ACTIVITY: Retype every line below precisely as it appears.
-- EXERCISE MATERIAL follows --
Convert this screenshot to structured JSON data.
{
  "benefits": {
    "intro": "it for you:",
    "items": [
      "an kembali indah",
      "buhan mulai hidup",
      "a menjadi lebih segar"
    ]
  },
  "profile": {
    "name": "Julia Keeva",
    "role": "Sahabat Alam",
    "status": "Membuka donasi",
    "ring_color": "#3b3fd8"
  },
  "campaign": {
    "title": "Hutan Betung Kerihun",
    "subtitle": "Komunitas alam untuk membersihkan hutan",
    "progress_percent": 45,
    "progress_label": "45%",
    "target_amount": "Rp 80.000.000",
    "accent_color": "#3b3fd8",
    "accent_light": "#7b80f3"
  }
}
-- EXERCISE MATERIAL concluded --
ANSWER TO THIS TASK:
Convert this screenshot to structured JSON data.
{
  "benefits": {
    "intro": "it for you:",
    "items": [
      "an kembali indah",
      "buhan mulai hidup",
      "a menjadi lebih segar"
    ]
  },
  "profile": {
    "name": "Julia Keeva",
    "role": "Sahabat Alam",
    "status": "Membuka donasi",
    "ring_color": "#3b3fd8"
  },
  "campaign": {
    "title": "Hutan Betung Kerihun",
    "subtitle": "Komunitas alam untuk membersihkan hutan",
    "progress_percent": 45,
    "progress_label": "45%",
    "target_amount": "Rp 80.000.000",
    "accent_color": "#3b3fd8",
    "accent_light": "#7b80f3"
  }
}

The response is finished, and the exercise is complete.